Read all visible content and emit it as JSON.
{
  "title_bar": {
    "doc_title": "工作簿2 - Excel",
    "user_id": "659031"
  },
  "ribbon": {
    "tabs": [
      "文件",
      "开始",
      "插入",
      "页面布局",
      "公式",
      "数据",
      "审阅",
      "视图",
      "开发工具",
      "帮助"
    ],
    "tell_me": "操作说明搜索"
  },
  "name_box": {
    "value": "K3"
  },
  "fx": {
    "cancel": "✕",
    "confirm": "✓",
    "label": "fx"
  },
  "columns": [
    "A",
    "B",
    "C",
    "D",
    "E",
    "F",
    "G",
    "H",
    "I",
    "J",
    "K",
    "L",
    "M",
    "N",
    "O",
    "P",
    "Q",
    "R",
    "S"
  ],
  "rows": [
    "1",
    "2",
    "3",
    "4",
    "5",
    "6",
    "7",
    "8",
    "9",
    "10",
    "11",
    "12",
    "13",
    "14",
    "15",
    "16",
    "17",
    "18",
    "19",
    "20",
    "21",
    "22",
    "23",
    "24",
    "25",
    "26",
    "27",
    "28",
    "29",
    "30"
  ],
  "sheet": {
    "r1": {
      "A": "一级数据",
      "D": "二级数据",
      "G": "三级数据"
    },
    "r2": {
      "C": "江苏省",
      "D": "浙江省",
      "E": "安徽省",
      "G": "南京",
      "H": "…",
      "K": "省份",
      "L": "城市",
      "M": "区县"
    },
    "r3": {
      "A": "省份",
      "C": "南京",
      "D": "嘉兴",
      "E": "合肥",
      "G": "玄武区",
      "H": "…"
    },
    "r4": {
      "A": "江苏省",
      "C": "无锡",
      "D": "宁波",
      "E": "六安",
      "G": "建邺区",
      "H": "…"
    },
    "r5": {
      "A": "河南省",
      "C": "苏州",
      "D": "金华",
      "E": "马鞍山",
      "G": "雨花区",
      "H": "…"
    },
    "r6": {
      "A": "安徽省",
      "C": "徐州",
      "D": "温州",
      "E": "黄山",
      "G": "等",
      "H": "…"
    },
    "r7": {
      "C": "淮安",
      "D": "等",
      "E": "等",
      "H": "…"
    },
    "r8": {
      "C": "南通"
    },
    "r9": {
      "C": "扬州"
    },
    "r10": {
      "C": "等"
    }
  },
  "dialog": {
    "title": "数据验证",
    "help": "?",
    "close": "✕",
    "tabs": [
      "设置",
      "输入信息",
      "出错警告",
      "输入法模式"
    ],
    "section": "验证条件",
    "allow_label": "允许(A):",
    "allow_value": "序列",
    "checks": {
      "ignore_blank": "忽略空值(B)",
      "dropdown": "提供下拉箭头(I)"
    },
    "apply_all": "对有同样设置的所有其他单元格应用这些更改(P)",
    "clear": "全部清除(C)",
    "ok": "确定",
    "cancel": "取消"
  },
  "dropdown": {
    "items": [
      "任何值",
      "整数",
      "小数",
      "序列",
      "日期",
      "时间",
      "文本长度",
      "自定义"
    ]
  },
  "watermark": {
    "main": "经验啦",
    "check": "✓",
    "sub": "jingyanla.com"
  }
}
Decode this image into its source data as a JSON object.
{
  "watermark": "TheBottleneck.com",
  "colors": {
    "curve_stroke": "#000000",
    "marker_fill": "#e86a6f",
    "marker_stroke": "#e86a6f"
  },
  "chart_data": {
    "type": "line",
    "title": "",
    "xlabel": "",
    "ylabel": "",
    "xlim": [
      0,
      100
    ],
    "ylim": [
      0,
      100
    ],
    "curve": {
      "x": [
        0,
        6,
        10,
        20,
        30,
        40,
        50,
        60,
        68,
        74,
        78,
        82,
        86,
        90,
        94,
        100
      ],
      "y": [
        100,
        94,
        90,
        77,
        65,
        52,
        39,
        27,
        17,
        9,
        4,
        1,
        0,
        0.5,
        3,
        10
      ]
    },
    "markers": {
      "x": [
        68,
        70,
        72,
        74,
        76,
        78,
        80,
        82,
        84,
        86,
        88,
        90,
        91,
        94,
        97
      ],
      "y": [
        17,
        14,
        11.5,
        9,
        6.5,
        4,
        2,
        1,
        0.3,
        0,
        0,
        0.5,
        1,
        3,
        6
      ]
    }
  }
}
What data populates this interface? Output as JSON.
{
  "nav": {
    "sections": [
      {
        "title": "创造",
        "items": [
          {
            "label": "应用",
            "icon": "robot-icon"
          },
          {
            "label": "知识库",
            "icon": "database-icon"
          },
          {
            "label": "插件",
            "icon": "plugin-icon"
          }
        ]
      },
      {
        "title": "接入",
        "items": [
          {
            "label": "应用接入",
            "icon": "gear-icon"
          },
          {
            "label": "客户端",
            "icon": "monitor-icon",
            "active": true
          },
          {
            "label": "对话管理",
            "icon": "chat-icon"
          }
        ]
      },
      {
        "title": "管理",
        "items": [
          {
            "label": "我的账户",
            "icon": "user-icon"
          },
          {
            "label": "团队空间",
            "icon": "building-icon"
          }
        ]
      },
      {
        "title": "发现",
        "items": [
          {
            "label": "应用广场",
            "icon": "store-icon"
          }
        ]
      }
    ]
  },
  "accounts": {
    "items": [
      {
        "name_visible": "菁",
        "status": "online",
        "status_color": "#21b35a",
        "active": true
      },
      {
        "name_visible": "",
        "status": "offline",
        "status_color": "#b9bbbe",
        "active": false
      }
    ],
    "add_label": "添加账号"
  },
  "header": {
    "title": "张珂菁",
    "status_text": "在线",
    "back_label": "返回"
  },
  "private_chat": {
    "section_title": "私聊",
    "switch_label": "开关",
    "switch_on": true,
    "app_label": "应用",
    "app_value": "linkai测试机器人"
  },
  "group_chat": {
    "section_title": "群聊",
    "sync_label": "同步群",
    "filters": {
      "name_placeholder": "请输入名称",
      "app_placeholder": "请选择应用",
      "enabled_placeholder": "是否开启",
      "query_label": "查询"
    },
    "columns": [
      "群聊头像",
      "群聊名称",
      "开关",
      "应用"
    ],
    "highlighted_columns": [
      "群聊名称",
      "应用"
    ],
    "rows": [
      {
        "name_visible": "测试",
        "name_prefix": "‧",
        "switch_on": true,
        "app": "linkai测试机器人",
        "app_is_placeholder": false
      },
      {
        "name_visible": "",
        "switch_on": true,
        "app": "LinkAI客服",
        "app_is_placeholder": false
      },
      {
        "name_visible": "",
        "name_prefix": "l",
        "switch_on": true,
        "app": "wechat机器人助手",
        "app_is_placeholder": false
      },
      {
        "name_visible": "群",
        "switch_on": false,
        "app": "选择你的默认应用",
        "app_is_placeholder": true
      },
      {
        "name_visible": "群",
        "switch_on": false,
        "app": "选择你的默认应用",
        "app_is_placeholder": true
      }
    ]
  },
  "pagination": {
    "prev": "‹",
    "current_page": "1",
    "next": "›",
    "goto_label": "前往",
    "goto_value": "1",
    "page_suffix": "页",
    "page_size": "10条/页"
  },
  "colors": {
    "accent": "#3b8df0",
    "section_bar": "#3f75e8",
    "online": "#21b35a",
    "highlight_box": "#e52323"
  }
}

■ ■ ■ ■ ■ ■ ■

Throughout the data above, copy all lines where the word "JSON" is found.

→ **Solution**
Read all visible content and emit it as JSON.
Decode this image into its source data as a JSON object.
What data populates this interface? Output as JSON.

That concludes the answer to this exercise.